Assigned task
Line count for "ferro": give how many lines in the data below contain it, with no other words.

Records for this task
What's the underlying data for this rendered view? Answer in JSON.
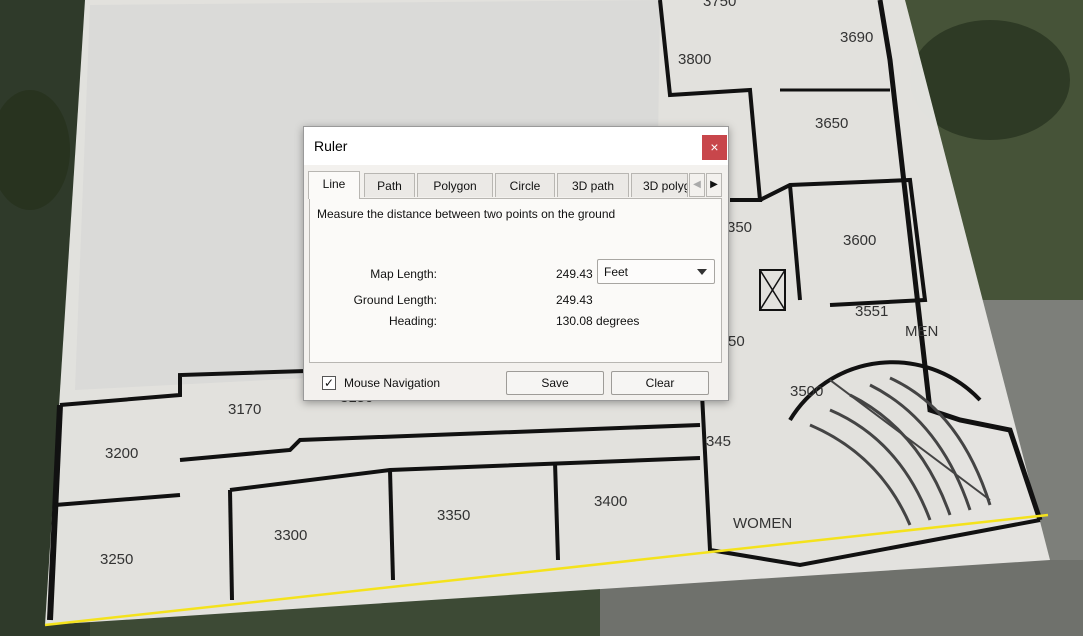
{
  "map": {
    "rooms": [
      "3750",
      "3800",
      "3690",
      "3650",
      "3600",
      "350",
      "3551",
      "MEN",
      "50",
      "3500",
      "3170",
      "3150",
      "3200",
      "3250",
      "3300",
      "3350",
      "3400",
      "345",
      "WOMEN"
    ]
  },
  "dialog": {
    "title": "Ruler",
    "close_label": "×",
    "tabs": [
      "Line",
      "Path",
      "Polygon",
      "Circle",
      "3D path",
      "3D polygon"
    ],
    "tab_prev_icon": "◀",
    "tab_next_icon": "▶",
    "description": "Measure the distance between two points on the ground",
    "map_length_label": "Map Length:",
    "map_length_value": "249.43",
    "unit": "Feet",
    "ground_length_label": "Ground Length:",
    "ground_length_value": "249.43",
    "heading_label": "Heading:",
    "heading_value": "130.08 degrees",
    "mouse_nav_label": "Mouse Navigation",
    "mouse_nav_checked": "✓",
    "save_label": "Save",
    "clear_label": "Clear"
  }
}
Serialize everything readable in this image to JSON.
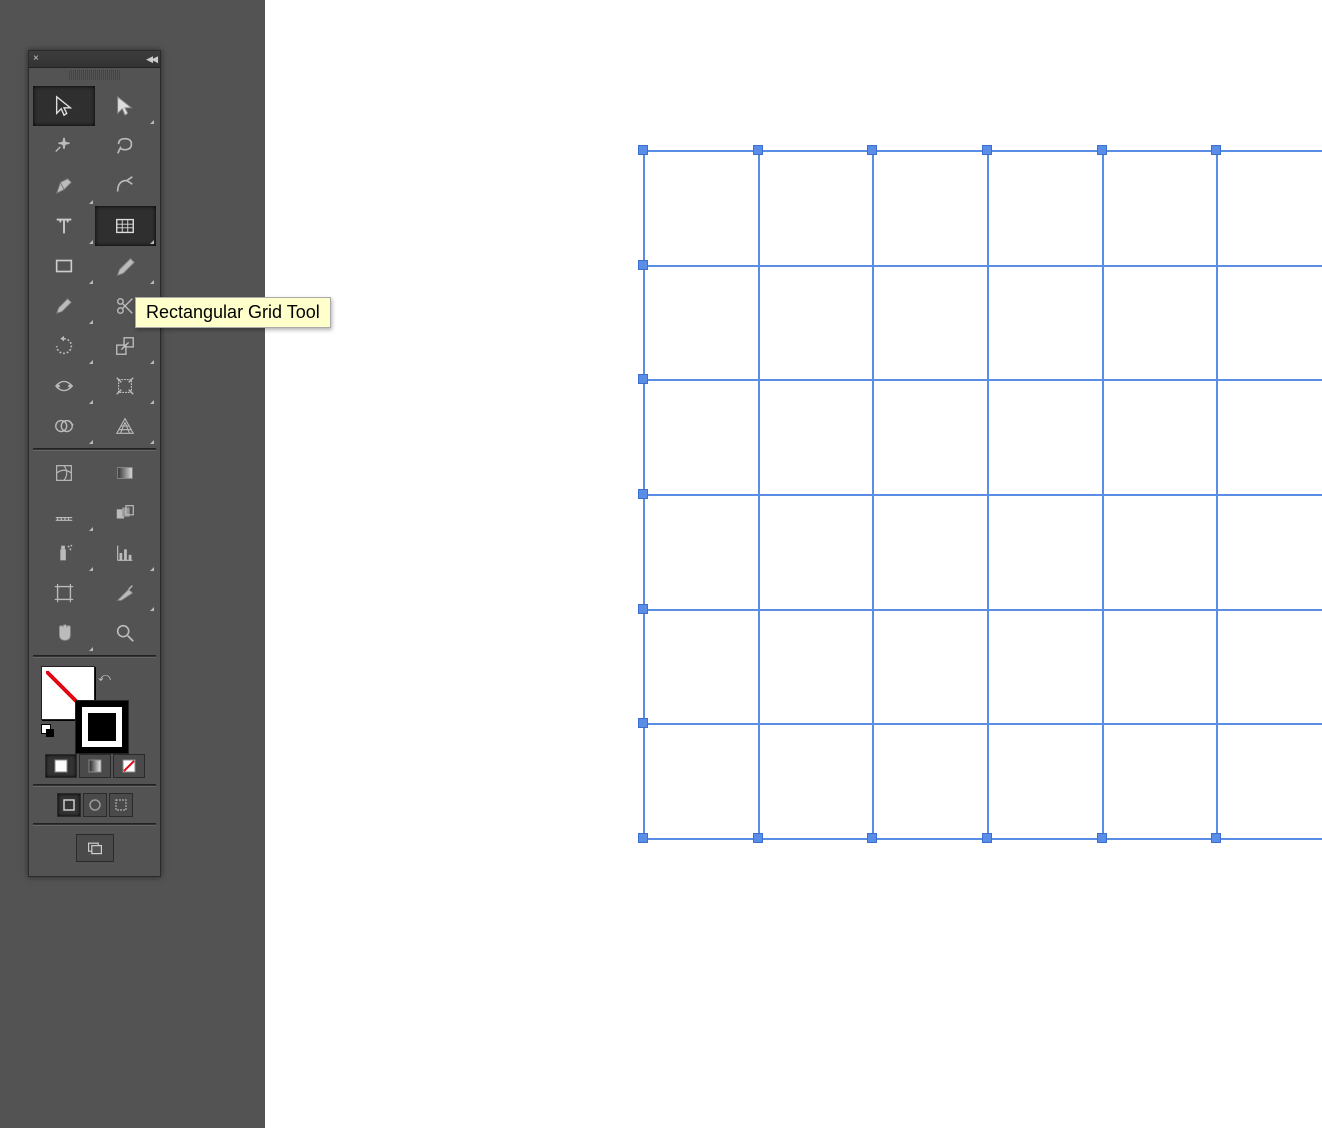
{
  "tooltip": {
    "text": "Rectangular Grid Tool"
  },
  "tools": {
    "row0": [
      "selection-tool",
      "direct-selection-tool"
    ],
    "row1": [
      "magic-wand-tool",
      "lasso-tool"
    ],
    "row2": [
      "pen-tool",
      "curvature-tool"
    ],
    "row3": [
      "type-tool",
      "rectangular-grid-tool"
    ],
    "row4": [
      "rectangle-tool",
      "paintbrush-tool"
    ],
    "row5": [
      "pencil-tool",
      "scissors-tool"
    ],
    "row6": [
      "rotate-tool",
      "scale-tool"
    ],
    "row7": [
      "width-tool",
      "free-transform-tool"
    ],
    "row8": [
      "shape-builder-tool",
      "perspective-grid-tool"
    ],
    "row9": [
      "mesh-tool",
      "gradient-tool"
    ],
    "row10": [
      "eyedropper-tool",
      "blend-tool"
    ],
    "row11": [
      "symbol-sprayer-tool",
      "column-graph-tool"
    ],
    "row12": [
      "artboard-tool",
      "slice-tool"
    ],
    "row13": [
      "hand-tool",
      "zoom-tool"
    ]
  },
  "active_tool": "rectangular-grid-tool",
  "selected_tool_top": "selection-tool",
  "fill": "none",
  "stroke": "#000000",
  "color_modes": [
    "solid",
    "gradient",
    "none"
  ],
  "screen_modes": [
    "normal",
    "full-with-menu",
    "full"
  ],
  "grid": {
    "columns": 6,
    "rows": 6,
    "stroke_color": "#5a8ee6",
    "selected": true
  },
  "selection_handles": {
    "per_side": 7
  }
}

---

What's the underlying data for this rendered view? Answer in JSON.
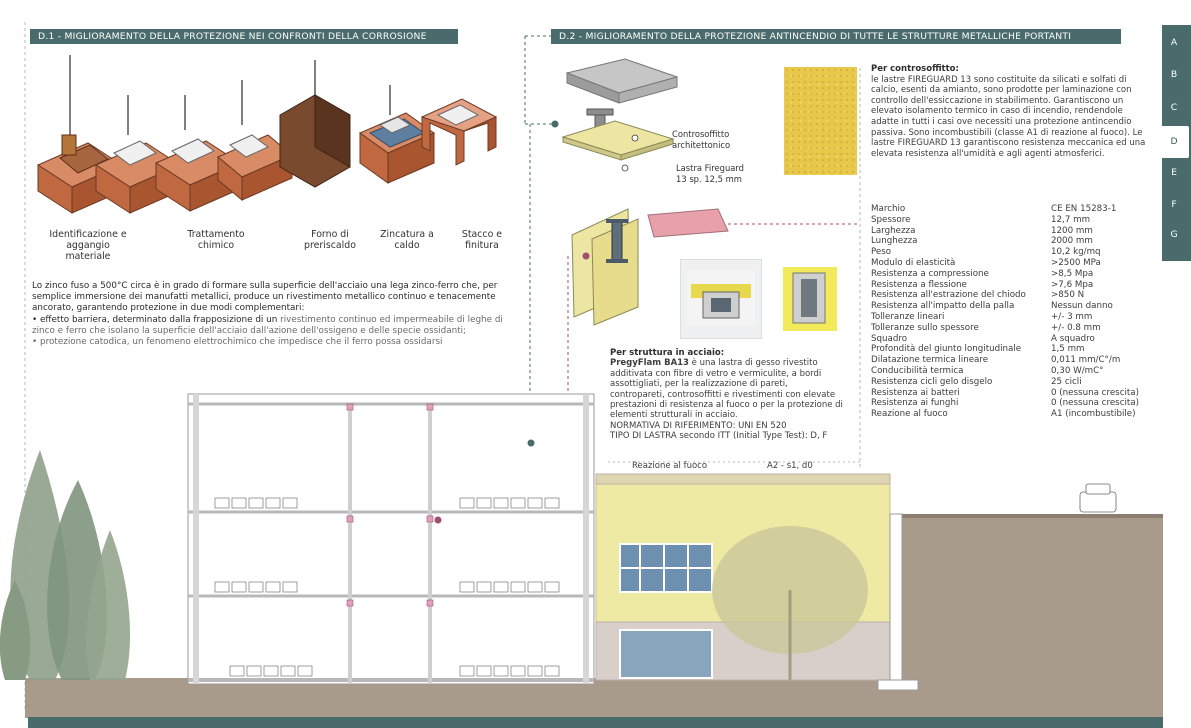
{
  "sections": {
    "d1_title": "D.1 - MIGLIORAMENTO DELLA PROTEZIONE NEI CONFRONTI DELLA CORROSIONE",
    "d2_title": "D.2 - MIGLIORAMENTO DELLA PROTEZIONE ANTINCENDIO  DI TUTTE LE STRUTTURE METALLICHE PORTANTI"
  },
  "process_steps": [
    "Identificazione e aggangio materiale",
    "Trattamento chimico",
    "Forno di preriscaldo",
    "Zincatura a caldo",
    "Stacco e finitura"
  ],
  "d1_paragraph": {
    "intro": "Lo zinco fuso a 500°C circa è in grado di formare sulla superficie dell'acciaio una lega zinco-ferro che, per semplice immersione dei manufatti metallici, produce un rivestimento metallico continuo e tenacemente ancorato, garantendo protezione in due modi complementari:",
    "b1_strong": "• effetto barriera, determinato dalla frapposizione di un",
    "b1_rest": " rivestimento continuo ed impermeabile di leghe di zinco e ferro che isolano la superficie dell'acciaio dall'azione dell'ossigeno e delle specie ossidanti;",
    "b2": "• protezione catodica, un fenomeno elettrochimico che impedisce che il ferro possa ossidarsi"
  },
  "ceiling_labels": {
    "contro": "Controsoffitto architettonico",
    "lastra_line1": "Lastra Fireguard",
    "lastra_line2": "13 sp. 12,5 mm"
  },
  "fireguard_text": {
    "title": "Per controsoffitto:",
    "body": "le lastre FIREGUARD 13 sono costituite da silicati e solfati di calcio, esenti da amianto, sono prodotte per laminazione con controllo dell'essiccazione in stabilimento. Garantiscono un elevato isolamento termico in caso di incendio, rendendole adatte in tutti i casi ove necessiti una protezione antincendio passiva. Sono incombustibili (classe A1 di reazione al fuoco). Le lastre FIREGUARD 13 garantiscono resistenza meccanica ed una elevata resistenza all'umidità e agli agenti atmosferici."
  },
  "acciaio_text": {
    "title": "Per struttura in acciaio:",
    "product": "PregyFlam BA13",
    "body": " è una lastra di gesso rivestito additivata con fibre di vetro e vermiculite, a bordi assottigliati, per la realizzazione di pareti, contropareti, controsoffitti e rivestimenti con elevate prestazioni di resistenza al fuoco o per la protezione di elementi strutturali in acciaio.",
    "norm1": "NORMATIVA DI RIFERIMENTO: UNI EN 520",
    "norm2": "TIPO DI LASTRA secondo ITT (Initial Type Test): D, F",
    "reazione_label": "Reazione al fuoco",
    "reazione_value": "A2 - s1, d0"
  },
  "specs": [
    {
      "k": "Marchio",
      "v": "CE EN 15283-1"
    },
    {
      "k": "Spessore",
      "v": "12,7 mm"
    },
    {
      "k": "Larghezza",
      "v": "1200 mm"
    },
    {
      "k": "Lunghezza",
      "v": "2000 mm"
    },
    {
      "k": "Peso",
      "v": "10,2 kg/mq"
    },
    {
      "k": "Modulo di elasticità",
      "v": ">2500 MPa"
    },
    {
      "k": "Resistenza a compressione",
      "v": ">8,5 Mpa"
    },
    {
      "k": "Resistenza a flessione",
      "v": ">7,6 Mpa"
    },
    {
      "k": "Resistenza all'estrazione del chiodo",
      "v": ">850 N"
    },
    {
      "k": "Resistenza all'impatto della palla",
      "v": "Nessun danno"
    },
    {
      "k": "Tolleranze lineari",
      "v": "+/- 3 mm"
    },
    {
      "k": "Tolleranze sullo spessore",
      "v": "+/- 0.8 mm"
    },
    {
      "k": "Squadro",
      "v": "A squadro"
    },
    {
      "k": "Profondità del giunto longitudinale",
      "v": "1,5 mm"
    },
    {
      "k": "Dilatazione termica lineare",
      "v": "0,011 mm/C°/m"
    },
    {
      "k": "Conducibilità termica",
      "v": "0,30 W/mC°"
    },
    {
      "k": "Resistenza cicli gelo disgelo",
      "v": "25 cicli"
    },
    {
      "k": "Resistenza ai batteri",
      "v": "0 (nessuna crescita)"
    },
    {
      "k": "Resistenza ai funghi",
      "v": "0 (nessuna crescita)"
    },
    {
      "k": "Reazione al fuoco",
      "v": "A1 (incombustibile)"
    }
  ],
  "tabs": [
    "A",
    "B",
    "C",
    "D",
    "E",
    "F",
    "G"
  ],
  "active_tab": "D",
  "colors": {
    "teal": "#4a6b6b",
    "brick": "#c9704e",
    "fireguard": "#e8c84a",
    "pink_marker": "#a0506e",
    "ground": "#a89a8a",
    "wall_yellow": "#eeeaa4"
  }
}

Expected answer
3